TASK TO CARRY OUT:
Excluding pictures, retype the line with "Enumerate this screenshot's" and each line that follows it to the end of the data below, word for word.

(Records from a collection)

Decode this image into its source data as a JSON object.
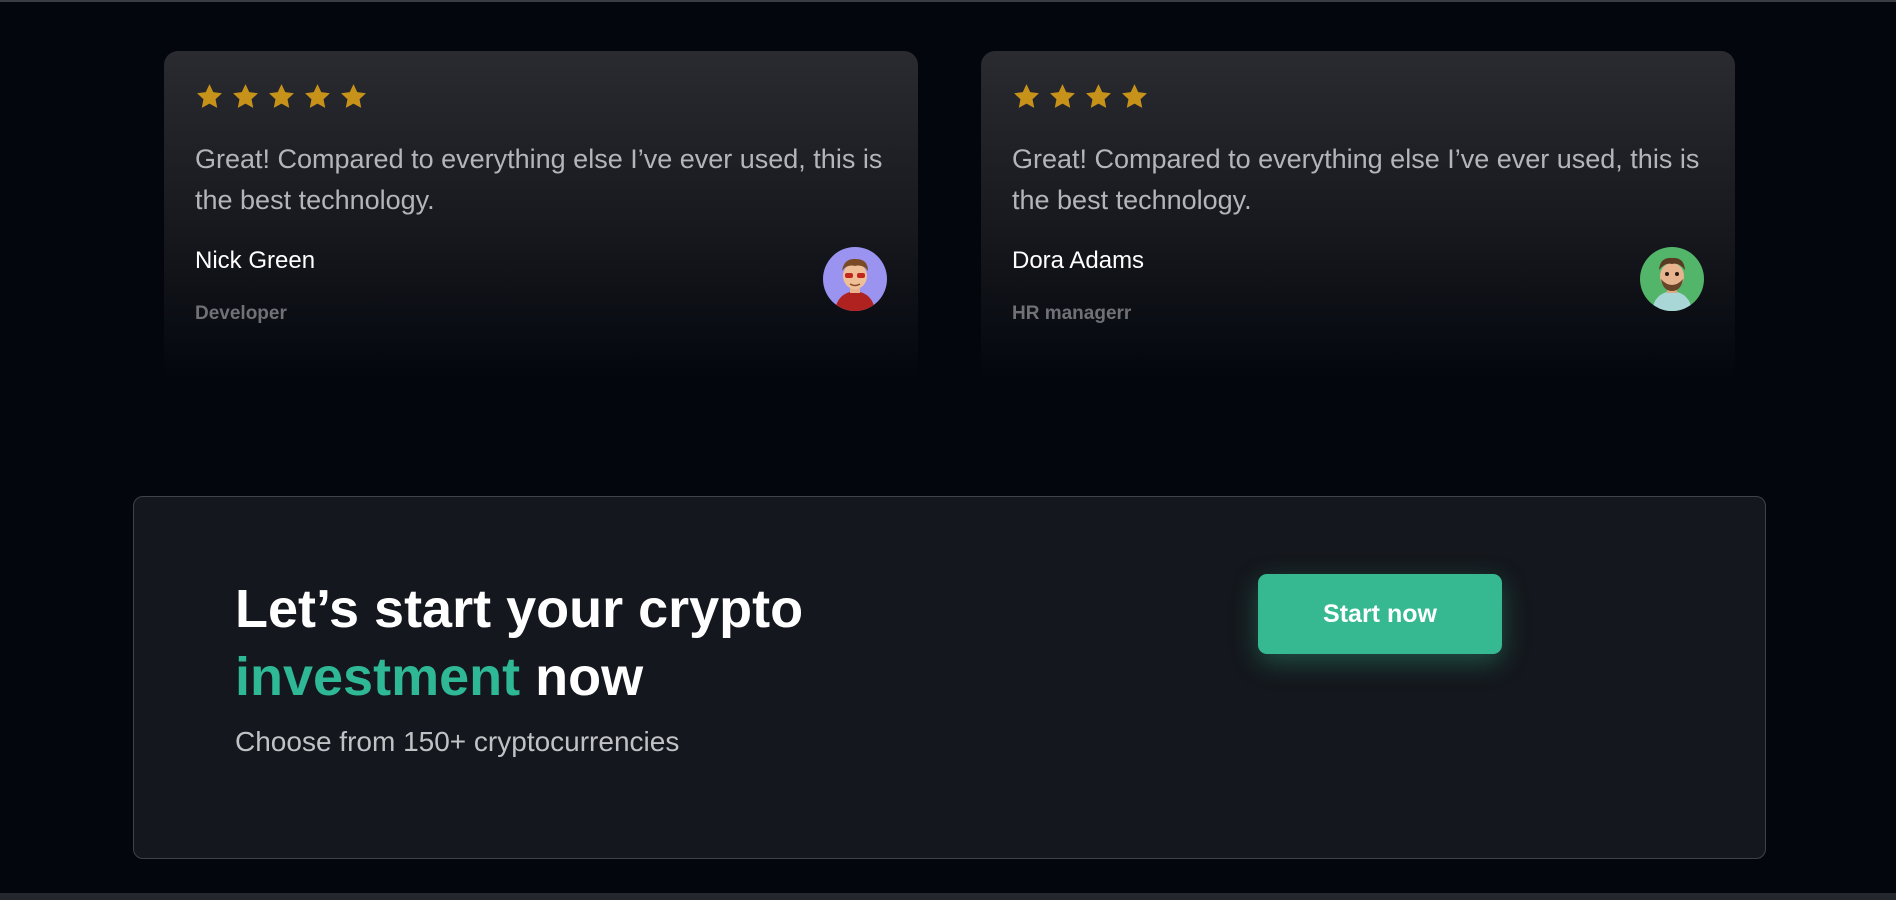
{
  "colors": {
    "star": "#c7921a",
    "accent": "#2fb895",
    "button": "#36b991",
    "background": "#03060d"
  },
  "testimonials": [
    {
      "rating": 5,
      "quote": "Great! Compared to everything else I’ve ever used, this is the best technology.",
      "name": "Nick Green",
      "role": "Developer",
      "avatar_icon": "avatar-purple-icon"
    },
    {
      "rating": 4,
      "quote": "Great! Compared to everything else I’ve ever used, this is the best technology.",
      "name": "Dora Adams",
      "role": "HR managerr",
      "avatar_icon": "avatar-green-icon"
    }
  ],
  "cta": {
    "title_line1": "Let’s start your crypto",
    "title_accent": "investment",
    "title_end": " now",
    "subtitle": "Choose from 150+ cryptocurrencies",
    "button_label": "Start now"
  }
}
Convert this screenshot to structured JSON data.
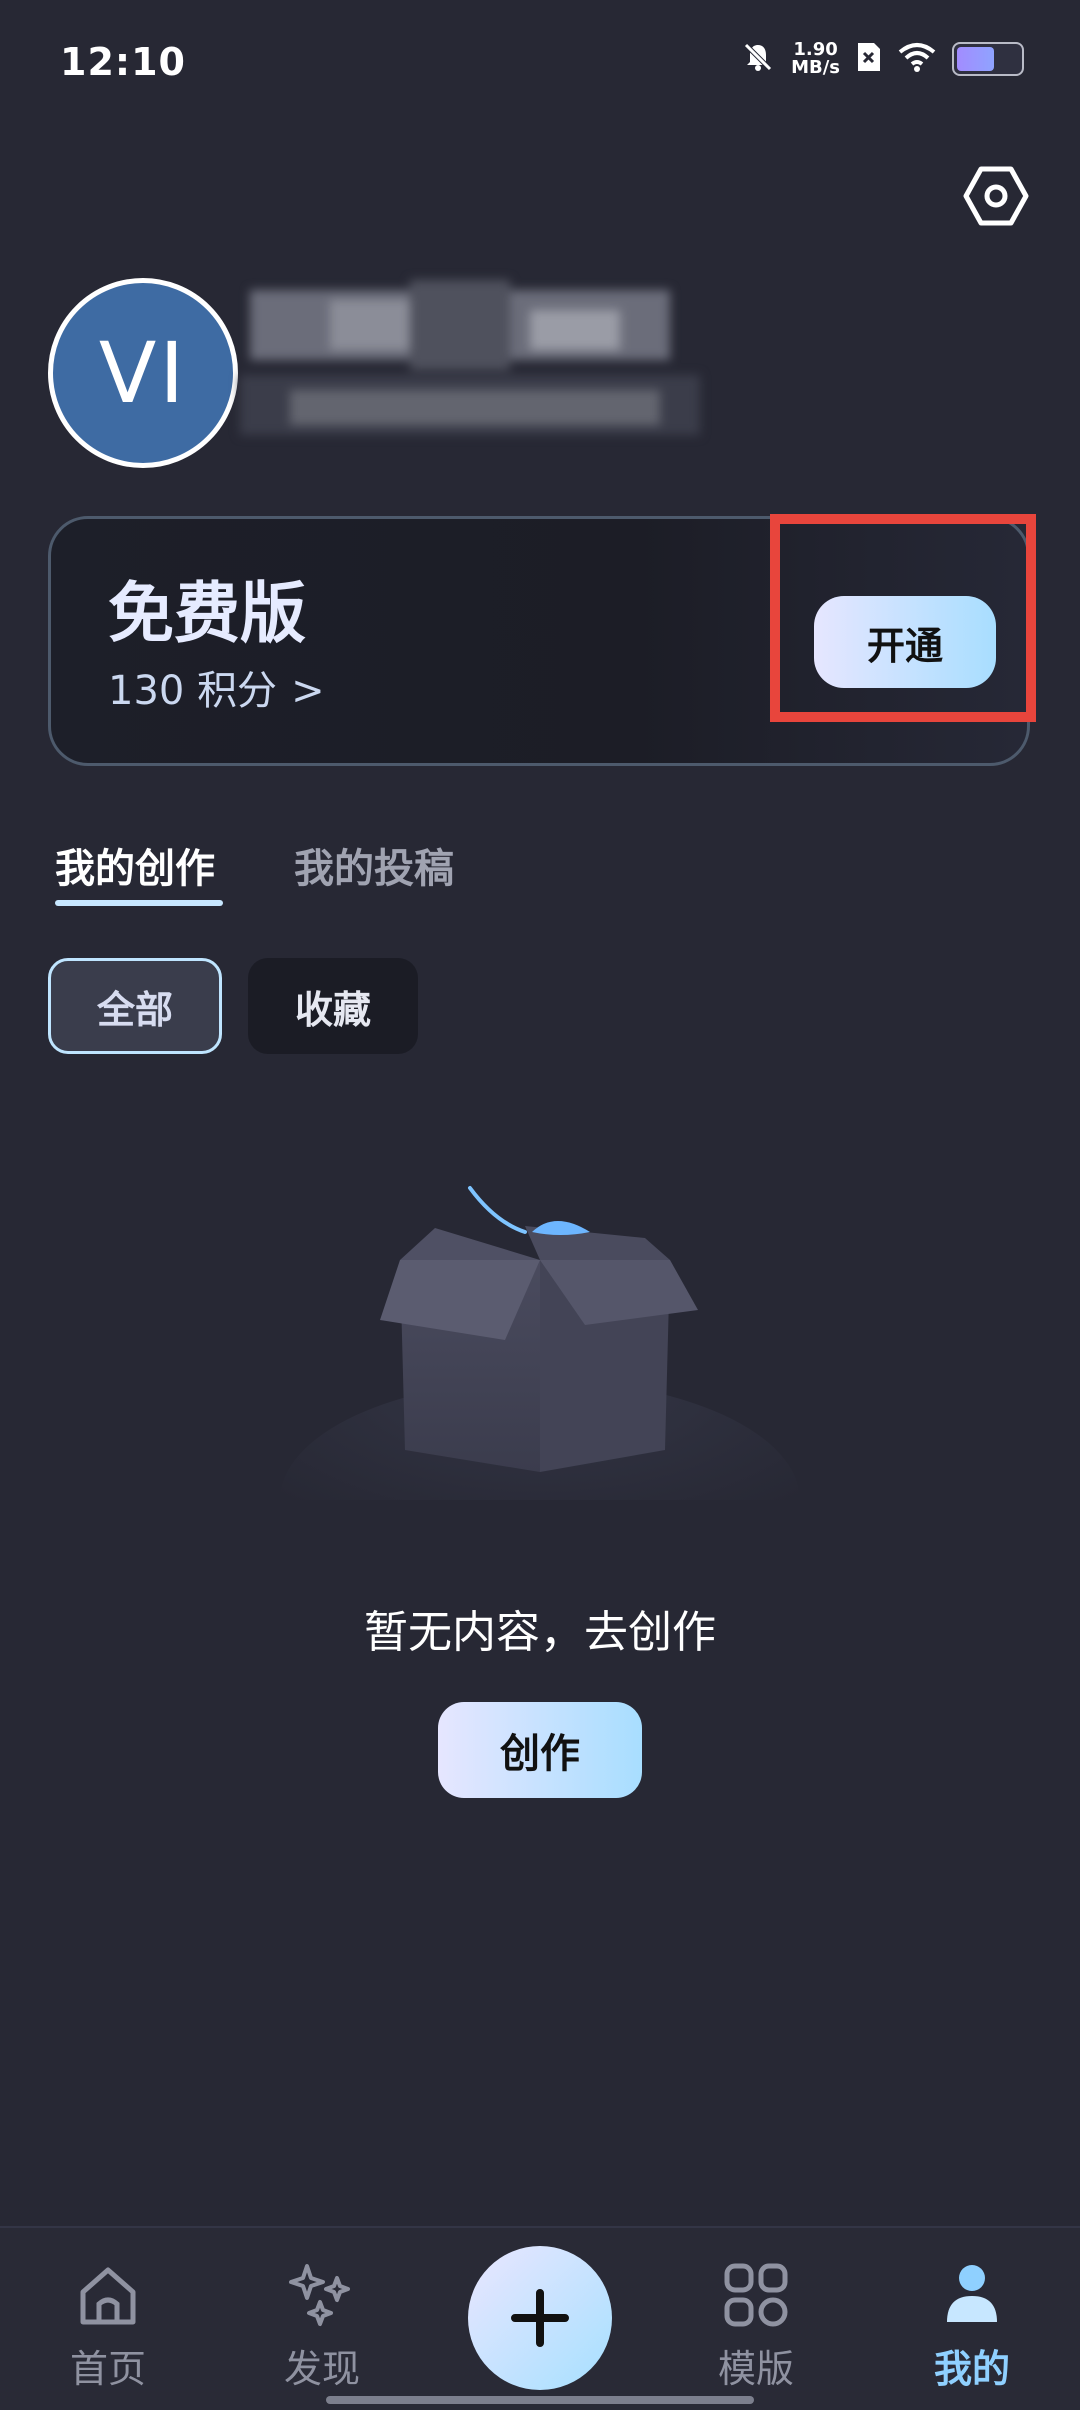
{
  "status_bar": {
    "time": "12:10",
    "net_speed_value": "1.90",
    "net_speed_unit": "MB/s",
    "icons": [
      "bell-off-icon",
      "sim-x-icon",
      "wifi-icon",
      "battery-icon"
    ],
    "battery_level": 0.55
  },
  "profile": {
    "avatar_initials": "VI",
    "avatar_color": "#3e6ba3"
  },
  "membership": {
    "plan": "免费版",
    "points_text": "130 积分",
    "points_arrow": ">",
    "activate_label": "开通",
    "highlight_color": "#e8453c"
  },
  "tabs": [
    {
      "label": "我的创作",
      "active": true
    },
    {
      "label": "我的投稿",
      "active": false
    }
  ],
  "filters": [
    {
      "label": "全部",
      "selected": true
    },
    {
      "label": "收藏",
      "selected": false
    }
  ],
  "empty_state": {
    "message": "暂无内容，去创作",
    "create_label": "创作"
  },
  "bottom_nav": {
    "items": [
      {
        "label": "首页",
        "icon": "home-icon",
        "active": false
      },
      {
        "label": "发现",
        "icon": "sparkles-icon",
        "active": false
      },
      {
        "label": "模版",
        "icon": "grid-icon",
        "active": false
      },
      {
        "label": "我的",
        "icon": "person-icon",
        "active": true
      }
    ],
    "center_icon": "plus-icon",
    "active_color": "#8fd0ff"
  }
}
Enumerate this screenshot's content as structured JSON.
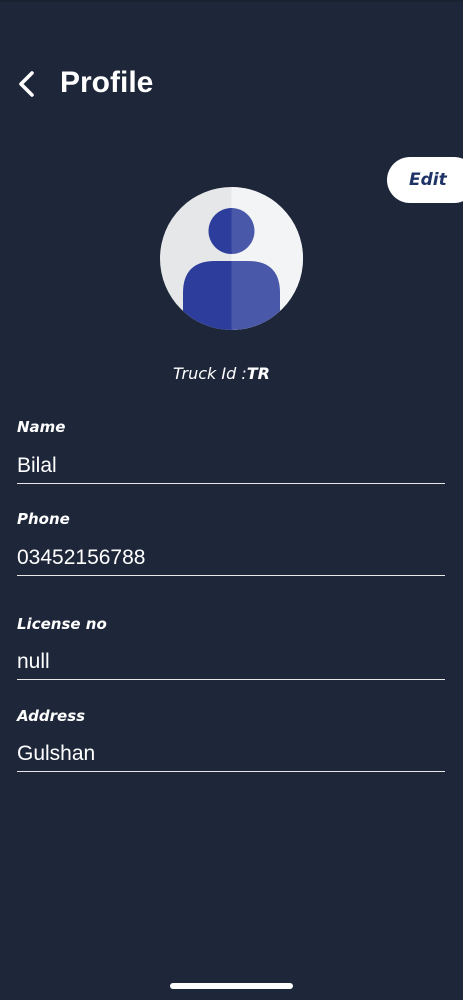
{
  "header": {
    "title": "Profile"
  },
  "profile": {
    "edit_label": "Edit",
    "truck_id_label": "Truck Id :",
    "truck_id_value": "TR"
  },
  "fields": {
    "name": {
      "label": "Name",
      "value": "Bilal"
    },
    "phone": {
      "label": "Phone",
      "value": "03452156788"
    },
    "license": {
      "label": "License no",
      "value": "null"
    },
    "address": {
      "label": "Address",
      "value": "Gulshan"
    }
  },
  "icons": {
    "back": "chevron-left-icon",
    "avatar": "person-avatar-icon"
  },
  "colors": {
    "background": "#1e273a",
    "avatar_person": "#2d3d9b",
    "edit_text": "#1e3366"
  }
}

FINAL ANSWER:
Enumerate this screenshot's content as structured JSON.
{
  "header": {
    "title": "Profile"
  },
  "profile": {
    "edit_label": "Edit",
    "truck_id_label": "Truck Id :",
    "truck_id_value": "TR"
  },
  "fields": {
    "name": {
      "label": "Name",
      "value": "Bilal"
    },
    "phone": {
      "label": "Phone",
      "value": "03452156788"
    },
    "license": {
      "label": "License no",
      "value": "null"
    },
    "address": {
      "label": "Address",
      "value": "Gulshan"
    }
  },
  "icons": {
    "back": "chevron-left-icon",
    "avatar": "person-avatar-icon"
  },
  "colors": {
    "background": "#1e273a",
    "avatar_person": "#2d3d9b",
    "edit_text": "#1e3366"
  }
}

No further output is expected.